KWD’s design ethos is that for every dollar you put into a design project you want to get two dollars back, and you want to spend money on what you should, not where you shouldn’t. For me I believe in spending more money on the hard finishes – the things you touch and feel. At KWD we are quite anti creating big spaces. We believe in creating a home that brings a family together rather than creating spaces where they are forced away from each other. Making spaces more beautiful and more practical and finishing a property in the best possible way within a clients’ budget is what drives us.

I understand hard finishes, their form as well as their function, and how to use them in innovative and interesting ways and how to make the very best of them for the interior and for the exterior. To me more expensive is not necessarily better.
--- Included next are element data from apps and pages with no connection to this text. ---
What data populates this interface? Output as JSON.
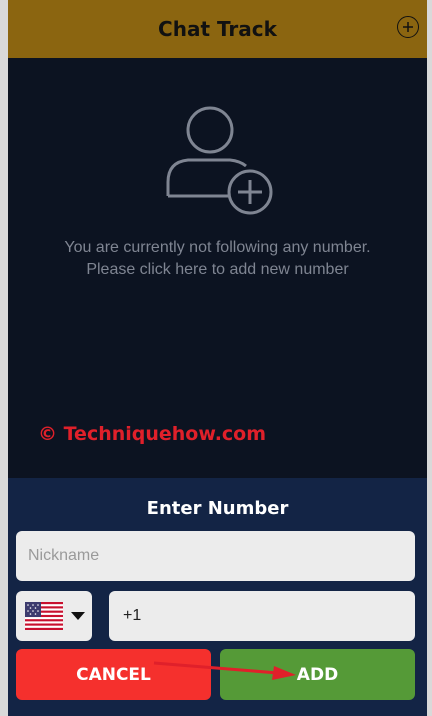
{
  "header": {
    "title": "Chat Track",
    "add_icon": "plus-circle-icon"
  },
  "empty_state": {
    "icon": "add-user-icon",
    "line1": "You are currently not following any number.",
    "line2": "Please click here to add new number"
  },
  "watermark": "© Techniquehow.com",
  "dialog": {
    "title": "Enter Number",
    "nickname_placeholder": "Nickname",
    "nickname_value": "",
    "country_flag": "us-flag-icon",
    "phone_value": "+1",
    "cancel_label": "CANCEL",
    "add_label": "ADD"
  },
  "colors": {
    "header": "#8b6510",
    "background": "#0c1321",
    "dialog": "#132445",
    "cancel": "#f5302d",
    "add": "#559a37",
    "annotation": "#e0202a"
  }
}
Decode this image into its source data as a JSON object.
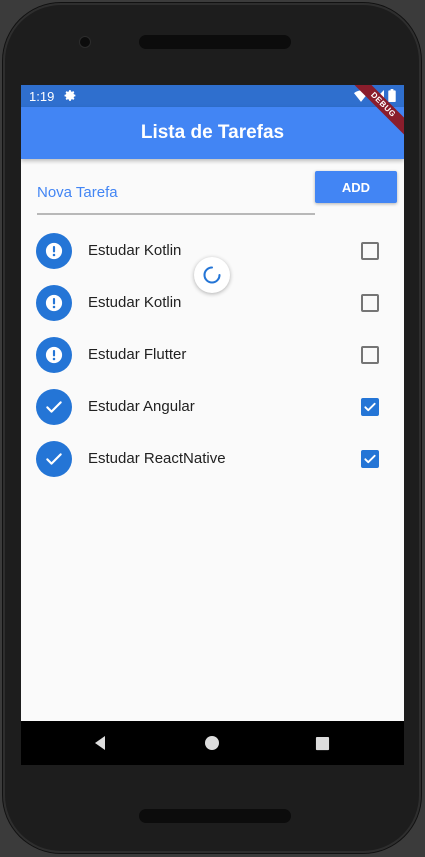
{
  "status_bar": {
    "time": "1:19"
  },
  "app_bar": {
    "title": "Lista de Tarefas"
  },
  "debug_banner": "DEBUG",
  "new_task": {
    "placeholder": "Nova Tarefa",
    "value": ""
  },
  "add_button": {
    "label": "ADD"
  },
  "tasks": [
    {
      "label": "Estudar Kotlin",
      "done": false,
      "icon": "exclamation-icon"
    },
    {
      "label": "Estudar Kotlin",
      "done": false,
      "icon": "exclamation-icon"
    },
    {
      "label": "Estudar Flutter",
      "done": false,
      "icon": "exclamation-icon"
    },
    {
      "label": "Estudar Angular",
      "done": true,
      "icon": "check-icon"
    },
    {
      "label": "Estudar ReactNative",
      "done": true,
      "icon": "check-icon"
    }
  ],
  "colors": {
    "app_bar": "#4285f4",
    "status_bar": "#2f6fce",
    "accent": "#2475d6",
    "debug_banner": "#8a1d2c"
  },
  "nav_bar": {
    "icons": [
      "back-icon",
      "home-icon",
      "recents-icon"
    ]
  }
}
I know how to save money and where to spend it. Creating intimate spaces where clients can have meaningful interactions is what KWD is all about. We’re not about designing mansions, we’re about families being together and communicating and creating those really functional spaces whilst catering to today’s lifestyle demands. And this is exactly what we created in Beechwood.

To all of our amazing supply partners who helped to bring the Beechwood vision to life, a heartfelt thank you for your time, your expertise, your effort and the quality of your products and services.

WKH Architects
Lynch’s Window Fashions
National Tiles
Sub-Zero & Wolf
Domino Architectural Fittings
3D Windows & Doors
Gladstone Granite
Earp Brothers
Sorrento Furniture
The English Tapware Co
Luxe By Design
The Montauk Lighting Co
Precision Installs>
Henry Tiler
Red Hill Gates
O’Halloran Electrics
Luxury Stone
Xtreme Marble
Hepburn Hardware
Elliot Clarke
Whelan Airconditioning
Mornington Peninsula Builders Clean